Ideally, everyone should have that right of self-definition, of defining for ourselves who we are and who we want to be. Artists tend to experiment with that right of self-definition more than most people – and no one pushed that right of self-definition further than Michael Jackson did. He absolutely refused to be boxed in by other people’s expectations of him. If he wanted to wear red lipstick, he did. However, that resistance to cultural expectations has a long history as well. Josephine Baker and James Baldwin severely challenged the cultural roles laid out for them, but that doesn’t in any way suggest that they didn’t respect their Black heritage. Instead, they were extending it, and creating a new chapter in the history of Black culture. And as you described so well, Michael Jackson boldly created a whole new chapter all his own.
I think Michael Jackson was a transformative cultural figure who profoundly influenced how we as a people perceive and experience the differences that segment and divide us – differences of race, gender, age, religion, nationality, sexuality – and I believe he was the most important artist of our time. Not the most important Black artist. The most important artist, period. No artist since Warhol has challenged and changed us the way Michael Jackson did. And ironically, he accomplished that, in part, by defying the very constraints he’s accused of transgressing.

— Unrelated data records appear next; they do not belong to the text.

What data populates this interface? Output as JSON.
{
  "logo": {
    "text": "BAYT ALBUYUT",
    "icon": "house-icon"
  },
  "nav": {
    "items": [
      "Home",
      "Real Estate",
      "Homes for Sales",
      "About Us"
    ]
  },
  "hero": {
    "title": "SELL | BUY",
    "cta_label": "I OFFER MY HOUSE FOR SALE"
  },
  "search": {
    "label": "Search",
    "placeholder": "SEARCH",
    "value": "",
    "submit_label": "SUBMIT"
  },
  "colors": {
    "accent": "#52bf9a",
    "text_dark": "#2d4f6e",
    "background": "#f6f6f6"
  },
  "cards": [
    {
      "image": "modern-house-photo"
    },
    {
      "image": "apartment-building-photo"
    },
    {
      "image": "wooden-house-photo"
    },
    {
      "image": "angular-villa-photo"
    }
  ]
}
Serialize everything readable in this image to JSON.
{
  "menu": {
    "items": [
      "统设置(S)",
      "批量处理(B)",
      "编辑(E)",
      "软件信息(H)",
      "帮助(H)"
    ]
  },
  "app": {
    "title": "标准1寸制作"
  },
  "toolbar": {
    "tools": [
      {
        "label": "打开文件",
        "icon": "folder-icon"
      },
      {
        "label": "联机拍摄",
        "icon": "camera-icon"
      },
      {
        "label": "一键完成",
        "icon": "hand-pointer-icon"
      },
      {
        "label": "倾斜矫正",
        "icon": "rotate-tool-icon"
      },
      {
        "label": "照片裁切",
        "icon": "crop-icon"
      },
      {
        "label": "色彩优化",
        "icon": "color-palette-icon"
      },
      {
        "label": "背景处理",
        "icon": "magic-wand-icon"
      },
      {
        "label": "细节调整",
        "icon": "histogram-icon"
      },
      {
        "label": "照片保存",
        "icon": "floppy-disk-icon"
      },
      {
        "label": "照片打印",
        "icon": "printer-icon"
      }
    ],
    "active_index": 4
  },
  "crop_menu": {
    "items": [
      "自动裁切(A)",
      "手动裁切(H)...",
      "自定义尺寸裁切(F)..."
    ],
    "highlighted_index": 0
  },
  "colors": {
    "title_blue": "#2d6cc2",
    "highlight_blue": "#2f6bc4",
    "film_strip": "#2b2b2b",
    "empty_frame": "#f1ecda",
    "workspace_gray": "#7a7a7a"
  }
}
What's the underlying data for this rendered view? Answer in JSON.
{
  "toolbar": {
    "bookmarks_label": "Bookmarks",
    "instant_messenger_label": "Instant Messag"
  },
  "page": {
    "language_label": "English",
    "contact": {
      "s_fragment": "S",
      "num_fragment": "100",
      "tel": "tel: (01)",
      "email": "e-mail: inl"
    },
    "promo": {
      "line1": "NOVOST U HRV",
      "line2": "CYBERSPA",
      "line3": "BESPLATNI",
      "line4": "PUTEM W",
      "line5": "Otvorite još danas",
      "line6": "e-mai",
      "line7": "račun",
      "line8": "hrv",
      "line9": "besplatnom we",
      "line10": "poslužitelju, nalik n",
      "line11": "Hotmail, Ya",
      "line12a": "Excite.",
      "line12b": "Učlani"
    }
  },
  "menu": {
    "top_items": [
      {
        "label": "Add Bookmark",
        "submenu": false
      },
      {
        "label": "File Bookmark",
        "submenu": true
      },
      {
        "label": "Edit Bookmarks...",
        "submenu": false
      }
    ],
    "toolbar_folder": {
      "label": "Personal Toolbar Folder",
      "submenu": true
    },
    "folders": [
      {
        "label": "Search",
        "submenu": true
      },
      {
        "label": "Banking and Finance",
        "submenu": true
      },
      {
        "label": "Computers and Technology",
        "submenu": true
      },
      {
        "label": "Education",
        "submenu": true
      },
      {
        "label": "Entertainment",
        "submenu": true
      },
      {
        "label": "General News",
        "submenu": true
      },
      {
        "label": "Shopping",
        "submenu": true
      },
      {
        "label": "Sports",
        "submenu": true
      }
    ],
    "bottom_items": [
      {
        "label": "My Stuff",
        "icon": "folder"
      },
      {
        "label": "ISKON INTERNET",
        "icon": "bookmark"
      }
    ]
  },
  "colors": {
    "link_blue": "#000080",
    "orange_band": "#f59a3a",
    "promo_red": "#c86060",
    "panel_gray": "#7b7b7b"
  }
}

Joie: Wow. I love the way you put that: “…by defying the very constraints he’s accused of transgressing.” You’re so right. And I really believe it was his goal to unite the world – all races, all colors, all nationalities – through his gift of music. He once told reporter Sylvia Chase:
“When they’re all holding hands, and everybody’s rockin’ and all colors of people are there, all races… it’s the most wonderful thing. Politicians can’t even do that!”
The awe in his voice as he said those words to her is so real and so reverent, you just know that he truly is moved by the sight of it. You can feel it in his voice and I believe that he really felt what he sang in “Black or White”: “If you’re thinkin’ of being my brother / it don’t matter if you’re Black or White.” I believe those lyrics really spoke to him and were important to him. I think on the surface, it was seen by most people as a sweet,”can’t-we-all-just-get-along,” yeah unity type of song but, really it was a very serious message that he was trying to get across to us all. It really doesn’t matter if you’re Black or White, and all of the judging and the labeling is only serving to keep us all down. Is someone Black enough? White enough? Chinese enough? Puerto Rican enough? That’s not even a valid question. Certainly not one that anybody – of any race – should ever be asking of anyone else because only the individual can answer that question. Only I have the right to ask if I’m Black enough just like only you, Willa, have the right to ask if you’re White enough. And only Michael Jackson had the right to question whether or not he was Black enough. And I think he answered that question for us over and over again both in his art and in the causes he chose to support, like the United Negro College Fund and the Equality For Blacks in the Music World conference.